What To Expect of Your Nine-Year-Old

Blog Post created by teachontarioteam on Mar 25, 2015

nine_340x427.jpgBrain Development

  • is highly concerned about fairness
  • may be a perfectionist
  • uses reference books with increasing skill
  • becomes immersed in a hobby or project, then drops it for another
  • generally follows instructions
  • is developing personal standards of right and wrong
  • accelerated growth of the prefrontal cortex continues
  • organization for memory continues
  • organization and logic of thought increases
  • capable of concrete problem-solving
  • shows interest in reading fictional stories, magazines, and how-to books
  • may develop special interest in collections or hobbies
  • fantasizes and daydreams about the future
  • enjoys planning and organizing tasks
  • becomes more product and goal oriented
  • has great ideas and intentions but has difficulty following through
  • enjoys games with more complex rules
  • from 8-9 children learn best through positive feedback due to the development of their cognitive controls centre in the brain, meaning negative feedback, or learning from your mistakes, remains a challenge


Inside the Brain

  • the brain strengthens its ability to learn as myelination of fibres speeds associations between senses and ideas
  • some research suggests by age 8 or 9, synaptic growth in some areas of the brain will be limited compared to the early years and will continue to be throughout life
  • children are no longer learning to read but are reading to learn


Emotional Development

  • becomes self-absorbed and introspective
  • tends to be critical of self
  • begins to see that parents and authority figures can make mistakes and are not always right
  • often likes rules, rituals, secret codes and made-up languages
  • has better control of anger
  • tends to see things are right or wrong, with no room for difference of opinion
  • takes comfort in knowing others experience similar troubling feelings


Social Development

  • has ideas and interests independent from parents
  • does not like anything "different"
  • enjoys being a member of a club
  • has increased interest in competitive sports
  • may belittle or defy adult authority
  • prefers spending time with friends than with parents
  • may sometimes be verbally cruel to classmates with harsh ‘put downs’ and snide remarks
  • wants to talk, dress, and act just like friends
  • is involved in informal clubs and small groups of the same sex
  • begins to just sit and talk with friends


Physical Development

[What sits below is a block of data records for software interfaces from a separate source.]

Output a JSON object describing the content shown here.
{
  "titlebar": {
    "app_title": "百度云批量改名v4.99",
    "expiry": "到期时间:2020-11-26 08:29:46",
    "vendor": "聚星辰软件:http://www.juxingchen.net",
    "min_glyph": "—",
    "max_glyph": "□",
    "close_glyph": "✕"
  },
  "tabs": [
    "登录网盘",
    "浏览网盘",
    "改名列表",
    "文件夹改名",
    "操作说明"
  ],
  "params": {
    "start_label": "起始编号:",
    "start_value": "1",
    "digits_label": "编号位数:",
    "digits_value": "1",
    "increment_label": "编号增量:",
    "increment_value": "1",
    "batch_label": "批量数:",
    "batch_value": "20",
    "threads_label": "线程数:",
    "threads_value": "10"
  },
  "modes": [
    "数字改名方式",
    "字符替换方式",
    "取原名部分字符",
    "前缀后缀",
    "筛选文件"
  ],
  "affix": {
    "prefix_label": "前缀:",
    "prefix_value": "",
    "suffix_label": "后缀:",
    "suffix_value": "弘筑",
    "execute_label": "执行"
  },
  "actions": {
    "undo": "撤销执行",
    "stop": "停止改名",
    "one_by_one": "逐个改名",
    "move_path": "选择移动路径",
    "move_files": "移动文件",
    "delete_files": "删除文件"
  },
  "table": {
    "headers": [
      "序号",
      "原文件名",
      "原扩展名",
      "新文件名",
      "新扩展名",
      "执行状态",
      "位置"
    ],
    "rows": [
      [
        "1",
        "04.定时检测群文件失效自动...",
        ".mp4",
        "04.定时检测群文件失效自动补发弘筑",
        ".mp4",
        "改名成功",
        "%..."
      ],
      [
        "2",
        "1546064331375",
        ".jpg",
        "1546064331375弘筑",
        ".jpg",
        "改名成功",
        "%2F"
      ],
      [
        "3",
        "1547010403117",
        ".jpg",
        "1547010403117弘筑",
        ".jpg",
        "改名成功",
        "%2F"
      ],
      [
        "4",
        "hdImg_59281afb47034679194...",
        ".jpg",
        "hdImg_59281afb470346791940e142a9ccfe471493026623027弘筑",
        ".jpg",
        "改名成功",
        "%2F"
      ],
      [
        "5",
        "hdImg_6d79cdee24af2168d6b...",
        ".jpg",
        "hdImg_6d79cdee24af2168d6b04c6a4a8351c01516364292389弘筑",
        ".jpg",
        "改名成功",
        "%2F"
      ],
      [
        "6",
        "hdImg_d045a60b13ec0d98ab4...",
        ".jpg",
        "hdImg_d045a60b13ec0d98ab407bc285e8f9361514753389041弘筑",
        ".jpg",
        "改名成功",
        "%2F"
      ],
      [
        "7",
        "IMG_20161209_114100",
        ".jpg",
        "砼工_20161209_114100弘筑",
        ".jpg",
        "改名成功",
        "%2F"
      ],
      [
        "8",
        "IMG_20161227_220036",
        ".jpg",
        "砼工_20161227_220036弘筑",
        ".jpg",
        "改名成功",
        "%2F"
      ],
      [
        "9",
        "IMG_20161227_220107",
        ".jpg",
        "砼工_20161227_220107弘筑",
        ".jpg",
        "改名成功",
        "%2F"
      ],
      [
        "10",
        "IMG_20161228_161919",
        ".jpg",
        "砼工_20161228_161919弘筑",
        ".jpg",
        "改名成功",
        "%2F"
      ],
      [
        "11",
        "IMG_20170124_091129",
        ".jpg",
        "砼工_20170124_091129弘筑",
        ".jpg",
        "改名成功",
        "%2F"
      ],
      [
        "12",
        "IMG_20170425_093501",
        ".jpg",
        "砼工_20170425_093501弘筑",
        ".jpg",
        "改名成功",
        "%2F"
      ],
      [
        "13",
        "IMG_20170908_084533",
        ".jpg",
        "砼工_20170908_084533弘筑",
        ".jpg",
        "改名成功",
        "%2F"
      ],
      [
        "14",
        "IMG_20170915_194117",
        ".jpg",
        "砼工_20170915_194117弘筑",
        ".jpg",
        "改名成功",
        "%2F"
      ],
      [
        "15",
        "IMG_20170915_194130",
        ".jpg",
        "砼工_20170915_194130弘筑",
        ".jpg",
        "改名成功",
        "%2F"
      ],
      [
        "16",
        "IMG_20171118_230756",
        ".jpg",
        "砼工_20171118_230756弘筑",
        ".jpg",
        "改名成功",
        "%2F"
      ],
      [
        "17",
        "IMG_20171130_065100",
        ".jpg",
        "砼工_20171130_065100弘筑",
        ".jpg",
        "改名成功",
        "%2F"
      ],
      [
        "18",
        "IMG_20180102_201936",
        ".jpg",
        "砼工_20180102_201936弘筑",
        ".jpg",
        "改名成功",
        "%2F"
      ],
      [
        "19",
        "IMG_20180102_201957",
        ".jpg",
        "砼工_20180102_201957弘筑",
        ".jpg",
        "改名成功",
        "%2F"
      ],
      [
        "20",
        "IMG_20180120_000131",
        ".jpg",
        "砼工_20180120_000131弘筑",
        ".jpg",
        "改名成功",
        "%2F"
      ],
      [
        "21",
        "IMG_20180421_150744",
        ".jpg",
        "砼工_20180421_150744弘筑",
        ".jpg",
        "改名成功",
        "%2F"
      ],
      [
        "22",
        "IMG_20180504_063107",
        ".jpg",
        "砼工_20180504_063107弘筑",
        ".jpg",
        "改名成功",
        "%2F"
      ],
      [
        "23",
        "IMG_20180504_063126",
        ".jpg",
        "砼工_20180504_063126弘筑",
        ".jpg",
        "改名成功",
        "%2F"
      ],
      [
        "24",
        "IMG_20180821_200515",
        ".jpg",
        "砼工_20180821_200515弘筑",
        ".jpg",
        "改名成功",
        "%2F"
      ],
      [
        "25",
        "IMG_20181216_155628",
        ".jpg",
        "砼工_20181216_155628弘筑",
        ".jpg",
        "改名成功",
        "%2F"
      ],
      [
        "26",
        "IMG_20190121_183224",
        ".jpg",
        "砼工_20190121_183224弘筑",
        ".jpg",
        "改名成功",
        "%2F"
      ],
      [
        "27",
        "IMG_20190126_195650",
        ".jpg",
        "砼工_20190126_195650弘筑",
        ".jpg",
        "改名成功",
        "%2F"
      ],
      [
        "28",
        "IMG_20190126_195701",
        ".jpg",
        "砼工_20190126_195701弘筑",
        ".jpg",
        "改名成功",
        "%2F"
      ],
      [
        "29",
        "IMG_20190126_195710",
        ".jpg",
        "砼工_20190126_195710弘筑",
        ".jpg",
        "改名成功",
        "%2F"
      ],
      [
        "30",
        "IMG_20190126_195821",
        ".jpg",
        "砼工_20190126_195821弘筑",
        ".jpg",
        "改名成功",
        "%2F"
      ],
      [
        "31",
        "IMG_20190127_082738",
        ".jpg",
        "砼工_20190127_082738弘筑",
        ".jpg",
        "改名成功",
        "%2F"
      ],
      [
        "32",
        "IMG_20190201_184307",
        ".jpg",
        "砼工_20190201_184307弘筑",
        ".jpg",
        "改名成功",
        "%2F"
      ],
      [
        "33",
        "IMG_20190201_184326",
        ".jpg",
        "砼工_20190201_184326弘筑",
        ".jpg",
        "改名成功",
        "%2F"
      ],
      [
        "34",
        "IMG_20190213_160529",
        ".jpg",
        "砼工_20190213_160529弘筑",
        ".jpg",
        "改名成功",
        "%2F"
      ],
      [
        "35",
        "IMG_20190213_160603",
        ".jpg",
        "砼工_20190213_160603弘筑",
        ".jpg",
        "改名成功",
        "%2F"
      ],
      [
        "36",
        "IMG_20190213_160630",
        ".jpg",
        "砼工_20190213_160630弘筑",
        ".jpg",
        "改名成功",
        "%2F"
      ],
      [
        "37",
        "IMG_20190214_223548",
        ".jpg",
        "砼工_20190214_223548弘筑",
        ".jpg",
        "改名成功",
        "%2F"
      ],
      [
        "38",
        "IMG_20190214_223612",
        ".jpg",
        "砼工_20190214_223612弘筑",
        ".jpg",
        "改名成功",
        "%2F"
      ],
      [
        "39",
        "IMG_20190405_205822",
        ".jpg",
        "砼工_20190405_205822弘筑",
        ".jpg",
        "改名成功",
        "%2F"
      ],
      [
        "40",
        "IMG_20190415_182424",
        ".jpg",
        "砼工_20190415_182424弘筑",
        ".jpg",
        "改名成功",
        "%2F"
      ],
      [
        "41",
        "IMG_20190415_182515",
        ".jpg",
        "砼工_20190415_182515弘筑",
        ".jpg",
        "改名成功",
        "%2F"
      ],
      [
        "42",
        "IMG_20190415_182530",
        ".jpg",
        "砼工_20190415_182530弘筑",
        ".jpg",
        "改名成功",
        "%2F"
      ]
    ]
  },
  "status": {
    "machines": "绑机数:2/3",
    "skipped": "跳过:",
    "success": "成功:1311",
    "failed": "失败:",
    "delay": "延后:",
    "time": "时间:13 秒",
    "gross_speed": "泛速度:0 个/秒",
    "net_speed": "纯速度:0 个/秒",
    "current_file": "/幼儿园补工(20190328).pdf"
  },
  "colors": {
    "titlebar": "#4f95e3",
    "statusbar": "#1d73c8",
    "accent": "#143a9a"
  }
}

  • has increased body strength and hand dexterity
  • shows improved coordination and reaction time
  • girls are generally as much as two years ahead of boys in physical maturity
  • girls may begin to menstruate
  • acquires greater small muscle coordination
  • has increasing dexterity
  • favours active, highly charged games and sports
  • wants to excel in sports and recreational skills
  • becomes more interested in clothing and appearance
  • laughs at bathroom humor

As every child is unique and there is a wide range of what’s ‘normal’ at every age, it’s important to remember these lists are guidelines only. If you are concerned about your child’s development, see your doctor.

Sources: AboutKidsHealth, The Hospital for Sick Children, Health A-Z, Developmental Stages, Ontario Ministry of Child and Youth Services, Ontario Early Years Centres: A Place for Parents and Their Children,The Developing Brain: Birth to Age Eight, by Marilee Sprenger, Your Child’s Growing Mind: Brain Development and Learning from Birth to Adolescence, by Jane M. Healy, Ages and Stages, by Lesia Oesterreich, M.S.,extension human development specialist, Human Development and Family Studies, Iowa State University and “Learning from mistakes only happens after age 12, study suggests,” from Science Daily, Sept. 27, 2008.